The objectives of this NIHR HTA funded study were firstly to consider the effects of contamination on the magnitude and statistical significance (or precision) of the estimated randomised trial effect size of an educational intervention. Secondly, to investigate the mechanisms of contamination and to consider how contamination can be avoided.
The study found little evidence that contamination really is a problem in trials of educational interventions in health because very few studies reported whether contamination occurred. However, there is consensus about the types of situation in which contamination is more or less likely. If it is likely then cluster randomisation may reduce contamination unless entire clusters are contaminated. Causal model analysis may reduce bias if contamination is measured. In future trials of educational interventions in health, it is a priority to report the extent, nature and effects of contamination.

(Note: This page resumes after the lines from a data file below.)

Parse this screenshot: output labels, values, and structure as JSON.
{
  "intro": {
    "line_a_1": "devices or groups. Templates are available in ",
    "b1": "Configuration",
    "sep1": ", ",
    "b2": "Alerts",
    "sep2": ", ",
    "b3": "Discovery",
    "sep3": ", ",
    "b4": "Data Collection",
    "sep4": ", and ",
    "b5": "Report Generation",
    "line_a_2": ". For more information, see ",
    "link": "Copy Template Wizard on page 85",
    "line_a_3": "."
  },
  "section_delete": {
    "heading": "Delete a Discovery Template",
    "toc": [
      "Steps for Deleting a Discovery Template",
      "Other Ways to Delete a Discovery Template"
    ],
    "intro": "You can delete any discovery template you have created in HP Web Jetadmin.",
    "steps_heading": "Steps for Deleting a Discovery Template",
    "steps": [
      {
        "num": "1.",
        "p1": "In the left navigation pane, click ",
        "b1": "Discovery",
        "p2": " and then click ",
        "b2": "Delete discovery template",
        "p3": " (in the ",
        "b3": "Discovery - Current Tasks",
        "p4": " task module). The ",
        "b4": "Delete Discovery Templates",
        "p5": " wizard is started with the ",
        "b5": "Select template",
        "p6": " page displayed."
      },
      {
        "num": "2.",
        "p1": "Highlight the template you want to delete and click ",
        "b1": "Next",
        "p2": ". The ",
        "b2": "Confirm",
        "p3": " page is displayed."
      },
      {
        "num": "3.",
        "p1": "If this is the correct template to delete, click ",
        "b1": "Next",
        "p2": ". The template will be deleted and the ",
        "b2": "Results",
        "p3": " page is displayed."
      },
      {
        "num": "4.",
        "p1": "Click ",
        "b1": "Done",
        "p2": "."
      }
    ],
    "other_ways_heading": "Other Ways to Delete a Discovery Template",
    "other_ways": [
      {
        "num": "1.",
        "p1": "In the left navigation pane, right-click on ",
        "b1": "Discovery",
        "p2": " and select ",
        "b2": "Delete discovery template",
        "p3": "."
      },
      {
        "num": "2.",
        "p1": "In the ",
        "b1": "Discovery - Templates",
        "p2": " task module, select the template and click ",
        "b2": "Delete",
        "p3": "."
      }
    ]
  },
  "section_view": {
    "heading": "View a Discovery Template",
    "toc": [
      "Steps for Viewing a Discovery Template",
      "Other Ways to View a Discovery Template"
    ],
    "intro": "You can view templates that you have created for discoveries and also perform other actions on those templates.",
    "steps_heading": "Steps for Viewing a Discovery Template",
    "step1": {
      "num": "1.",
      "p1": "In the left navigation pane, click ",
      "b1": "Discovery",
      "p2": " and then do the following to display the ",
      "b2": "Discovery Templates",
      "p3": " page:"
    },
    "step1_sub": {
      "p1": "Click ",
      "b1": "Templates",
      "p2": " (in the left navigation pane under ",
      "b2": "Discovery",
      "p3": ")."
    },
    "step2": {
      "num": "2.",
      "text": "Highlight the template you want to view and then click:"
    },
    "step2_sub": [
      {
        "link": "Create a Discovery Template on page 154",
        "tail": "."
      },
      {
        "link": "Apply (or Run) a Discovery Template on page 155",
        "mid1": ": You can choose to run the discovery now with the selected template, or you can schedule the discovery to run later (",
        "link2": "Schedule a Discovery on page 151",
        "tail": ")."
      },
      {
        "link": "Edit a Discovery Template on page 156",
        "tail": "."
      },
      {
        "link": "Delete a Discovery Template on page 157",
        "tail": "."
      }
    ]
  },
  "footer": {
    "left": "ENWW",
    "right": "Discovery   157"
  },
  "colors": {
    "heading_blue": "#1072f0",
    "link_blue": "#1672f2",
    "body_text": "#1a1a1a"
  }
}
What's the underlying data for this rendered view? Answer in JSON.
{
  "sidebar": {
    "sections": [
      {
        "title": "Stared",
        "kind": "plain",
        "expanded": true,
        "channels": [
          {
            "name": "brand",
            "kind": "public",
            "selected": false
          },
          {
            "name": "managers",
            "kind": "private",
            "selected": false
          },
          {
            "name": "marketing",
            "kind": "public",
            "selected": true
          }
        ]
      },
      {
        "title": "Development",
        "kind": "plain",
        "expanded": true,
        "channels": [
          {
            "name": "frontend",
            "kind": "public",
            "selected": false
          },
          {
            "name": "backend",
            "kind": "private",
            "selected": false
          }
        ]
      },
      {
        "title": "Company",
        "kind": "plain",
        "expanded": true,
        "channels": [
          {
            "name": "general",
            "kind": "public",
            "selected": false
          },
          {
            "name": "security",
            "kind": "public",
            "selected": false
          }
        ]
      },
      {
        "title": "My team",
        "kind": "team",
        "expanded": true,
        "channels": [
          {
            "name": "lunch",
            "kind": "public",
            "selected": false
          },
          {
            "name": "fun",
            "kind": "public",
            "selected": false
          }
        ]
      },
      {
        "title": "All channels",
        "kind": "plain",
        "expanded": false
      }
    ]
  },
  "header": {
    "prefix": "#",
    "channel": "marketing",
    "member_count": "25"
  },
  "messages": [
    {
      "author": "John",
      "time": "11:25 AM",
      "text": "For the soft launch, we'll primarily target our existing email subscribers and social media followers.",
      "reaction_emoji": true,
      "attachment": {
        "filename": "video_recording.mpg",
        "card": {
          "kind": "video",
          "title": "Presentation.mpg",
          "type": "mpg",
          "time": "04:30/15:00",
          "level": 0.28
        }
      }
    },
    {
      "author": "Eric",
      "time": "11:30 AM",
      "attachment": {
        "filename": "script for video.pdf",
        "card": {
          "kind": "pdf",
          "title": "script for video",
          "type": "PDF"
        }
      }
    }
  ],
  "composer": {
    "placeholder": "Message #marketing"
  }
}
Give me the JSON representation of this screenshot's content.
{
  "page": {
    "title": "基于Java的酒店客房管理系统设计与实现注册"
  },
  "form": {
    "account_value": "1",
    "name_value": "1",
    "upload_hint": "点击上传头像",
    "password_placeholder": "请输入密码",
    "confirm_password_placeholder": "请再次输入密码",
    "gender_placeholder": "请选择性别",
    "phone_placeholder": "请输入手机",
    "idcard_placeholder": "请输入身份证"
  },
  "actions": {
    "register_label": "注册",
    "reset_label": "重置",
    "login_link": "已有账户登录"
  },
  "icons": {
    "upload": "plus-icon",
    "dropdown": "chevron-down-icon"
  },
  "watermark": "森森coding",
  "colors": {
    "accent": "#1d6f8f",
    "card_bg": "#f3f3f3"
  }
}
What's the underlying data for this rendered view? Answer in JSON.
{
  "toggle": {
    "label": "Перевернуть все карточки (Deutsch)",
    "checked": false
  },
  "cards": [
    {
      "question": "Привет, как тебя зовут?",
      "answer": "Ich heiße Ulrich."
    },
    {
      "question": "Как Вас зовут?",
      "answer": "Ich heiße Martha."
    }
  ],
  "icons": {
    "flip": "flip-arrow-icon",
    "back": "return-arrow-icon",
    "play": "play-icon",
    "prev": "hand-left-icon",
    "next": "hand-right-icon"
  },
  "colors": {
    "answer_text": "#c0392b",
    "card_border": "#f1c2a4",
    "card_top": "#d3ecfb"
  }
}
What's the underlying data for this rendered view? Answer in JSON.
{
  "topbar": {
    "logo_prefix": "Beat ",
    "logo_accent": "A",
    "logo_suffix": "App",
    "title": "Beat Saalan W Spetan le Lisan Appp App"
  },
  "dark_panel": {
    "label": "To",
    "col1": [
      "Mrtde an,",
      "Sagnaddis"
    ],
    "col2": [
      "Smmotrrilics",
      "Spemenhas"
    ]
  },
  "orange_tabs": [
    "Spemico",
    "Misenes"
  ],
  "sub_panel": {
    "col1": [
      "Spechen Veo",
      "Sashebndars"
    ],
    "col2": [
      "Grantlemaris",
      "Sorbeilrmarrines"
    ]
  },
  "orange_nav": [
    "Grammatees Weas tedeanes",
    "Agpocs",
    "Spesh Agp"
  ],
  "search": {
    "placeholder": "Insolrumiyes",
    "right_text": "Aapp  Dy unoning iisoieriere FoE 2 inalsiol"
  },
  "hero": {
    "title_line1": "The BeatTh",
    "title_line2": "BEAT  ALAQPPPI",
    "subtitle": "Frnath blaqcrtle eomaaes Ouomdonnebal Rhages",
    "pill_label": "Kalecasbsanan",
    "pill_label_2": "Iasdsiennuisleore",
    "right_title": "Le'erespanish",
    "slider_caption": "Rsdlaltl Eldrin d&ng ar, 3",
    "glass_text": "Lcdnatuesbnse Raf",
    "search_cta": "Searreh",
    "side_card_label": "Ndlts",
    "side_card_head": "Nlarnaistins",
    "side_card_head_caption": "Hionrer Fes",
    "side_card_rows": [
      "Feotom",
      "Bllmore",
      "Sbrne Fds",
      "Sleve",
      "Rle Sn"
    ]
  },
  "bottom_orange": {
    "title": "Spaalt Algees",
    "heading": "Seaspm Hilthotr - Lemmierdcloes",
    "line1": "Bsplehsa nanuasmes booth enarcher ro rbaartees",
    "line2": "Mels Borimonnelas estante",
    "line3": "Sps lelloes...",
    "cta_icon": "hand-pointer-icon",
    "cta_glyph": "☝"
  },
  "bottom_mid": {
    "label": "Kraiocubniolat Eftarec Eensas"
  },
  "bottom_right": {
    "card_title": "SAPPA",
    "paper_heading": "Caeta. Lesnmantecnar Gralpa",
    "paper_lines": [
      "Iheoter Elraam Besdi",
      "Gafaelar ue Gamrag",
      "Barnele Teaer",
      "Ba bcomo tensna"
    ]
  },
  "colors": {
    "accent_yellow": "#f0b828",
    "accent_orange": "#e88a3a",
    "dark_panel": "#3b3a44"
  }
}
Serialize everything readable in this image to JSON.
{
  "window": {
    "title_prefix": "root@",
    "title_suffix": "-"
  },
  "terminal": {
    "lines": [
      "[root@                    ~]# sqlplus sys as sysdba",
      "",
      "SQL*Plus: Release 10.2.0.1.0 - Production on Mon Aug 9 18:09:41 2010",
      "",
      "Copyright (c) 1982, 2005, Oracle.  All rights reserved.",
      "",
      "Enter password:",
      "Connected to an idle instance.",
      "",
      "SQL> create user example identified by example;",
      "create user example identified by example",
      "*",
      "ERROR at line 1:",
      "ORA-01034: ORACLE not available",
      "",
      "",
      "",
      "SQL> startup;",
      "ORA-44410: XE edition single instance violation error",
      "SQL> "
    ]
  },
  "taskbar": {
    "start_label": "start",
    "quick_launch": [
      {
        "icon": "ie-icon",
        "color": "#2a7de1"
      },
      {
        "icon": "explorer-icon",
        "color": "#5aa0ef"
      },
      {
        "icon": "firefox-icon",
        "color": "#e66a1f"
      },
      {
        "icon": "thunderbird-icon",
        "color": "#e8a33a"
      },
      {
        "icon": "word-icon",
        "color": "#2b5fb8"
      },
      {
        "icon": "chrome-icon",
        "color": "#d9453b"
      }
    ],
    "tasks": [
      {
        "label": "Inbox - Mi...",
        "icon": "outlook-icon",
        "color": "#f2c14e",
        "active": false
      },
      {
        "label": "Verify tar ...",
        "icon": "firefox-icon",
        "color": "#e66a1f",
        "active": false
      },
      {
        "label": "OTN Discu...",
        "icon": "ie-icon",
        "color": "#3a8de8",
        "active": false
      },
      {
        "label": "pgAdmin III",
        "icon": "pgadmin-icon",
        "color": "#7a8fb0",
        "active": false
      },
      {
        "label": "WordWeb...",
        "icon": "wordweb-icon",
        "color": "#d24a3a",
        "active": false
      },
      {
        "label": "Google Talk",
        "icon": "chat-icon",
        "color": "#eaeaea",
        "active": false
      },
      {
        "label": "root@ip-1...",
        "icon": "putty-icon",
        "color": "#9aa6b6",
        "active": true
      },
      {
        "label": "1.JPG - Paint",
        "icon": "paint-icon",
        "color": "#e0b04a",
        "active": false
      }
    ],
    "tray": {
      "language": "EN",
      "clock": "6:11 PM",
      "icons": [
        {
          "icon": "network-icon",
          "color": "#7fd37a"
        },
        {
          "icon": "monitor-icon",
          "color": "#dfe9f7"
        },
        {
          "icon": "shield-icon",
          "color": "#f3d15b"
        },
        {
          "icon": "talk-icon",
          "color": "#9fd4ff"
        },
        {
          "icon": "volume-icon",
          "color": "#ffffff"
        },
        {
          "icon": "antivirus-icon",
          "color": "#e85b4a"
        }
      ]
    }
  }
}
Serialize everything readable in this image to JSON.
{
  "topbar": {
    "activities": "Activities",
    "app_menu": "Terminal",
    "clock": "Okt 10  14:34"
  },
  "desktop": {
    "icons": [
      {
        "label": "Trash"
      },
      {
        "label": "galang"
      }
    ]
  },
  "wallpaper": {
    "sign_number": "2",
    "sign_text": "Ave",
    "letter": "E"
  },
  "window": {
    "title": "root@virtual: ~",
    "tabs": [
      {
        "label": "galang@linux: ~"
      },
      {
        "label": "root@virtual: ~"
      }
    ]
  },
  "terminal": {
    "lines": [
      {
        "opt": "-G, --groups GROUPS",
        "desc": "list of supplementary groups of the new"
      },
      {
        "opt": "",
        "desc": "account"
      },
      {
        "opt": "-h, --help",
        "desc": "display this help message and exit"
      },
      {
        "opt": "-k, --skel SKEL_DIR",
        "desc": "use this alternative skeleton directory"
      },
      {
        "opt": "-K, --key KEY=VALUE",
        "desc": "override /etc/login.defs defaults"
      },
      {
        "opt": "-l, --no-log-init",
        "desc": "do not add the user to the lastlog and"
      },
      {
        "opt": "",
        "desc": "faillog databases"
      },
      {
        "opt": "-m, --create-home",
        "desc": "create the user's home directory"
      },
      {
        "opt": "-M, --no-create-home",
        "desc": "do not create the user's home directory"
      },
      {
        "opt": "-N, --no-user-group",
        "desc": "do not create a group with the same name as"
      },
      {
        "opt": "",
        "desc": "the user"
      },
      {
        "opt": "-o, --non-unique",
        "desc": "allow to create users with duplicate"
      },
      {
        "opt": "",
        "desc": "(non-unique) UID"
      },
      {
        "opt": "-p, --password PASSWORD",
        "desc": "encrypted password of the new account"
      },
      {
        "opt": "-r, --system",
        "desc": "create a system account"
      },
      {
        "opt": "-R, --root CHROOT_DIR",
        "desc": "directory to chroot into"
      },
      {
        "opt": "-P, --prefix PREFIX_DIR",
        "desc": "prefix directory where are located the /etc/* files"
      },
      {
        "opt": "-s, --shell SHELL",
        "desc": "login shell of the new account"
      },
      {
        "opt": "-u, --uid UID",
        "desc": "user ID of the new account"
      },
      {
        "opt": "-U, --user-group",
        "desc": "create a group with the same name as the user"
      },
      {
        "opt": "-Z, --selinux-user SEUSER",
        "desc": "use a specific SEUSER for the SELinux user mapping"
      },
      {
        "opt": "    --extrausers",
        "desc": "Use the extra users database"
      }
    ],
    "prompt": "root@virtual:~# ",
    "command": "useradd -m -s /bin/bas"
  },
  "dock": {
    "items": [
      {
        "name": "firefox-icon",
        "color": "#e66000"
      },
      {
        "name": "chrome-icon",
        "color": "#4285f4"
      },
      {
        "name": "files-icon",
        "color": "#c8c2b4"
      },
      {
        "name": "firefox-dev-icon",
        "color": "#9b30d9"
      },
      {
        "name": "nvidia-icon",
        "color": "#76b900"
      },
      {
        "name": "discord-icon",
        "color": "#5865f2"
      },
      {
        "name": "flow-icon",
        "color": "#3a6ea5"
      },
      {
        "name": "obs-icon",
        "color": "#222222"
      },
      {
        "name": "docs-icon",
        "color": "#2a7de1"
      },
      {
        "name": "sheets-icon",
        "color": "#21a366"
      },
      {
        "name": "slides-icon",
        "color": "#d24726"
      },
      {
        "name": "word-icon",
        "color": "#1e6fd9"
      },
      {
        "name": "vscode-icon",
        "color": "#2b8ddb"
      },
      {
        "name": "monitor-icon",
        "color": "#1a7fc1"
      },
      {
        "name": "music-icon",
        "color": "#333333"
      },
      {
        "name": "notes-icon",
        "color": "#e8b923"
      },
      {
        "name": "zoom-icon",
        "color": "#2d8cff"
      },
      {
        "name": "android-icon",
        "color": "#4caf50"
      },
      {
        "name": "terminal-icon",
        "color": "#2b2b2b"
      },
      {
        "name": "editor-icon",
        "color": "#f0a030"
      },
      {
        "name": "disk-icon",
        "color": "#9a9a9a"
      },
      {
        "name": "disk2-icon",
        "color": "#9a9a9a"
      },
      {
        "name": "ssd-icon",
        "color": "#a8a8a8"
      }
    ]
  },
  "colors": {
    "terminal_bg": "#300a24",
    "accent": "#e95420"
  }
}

Craig Ramsay; email@example.com
Keogh-Brown MR, Bachmann MO, Shepstone L, Hewitt C, Howe A, Ramsay CR, et al. Contamination in trials of educational interventions. Health Technol Assess 2007;11(43).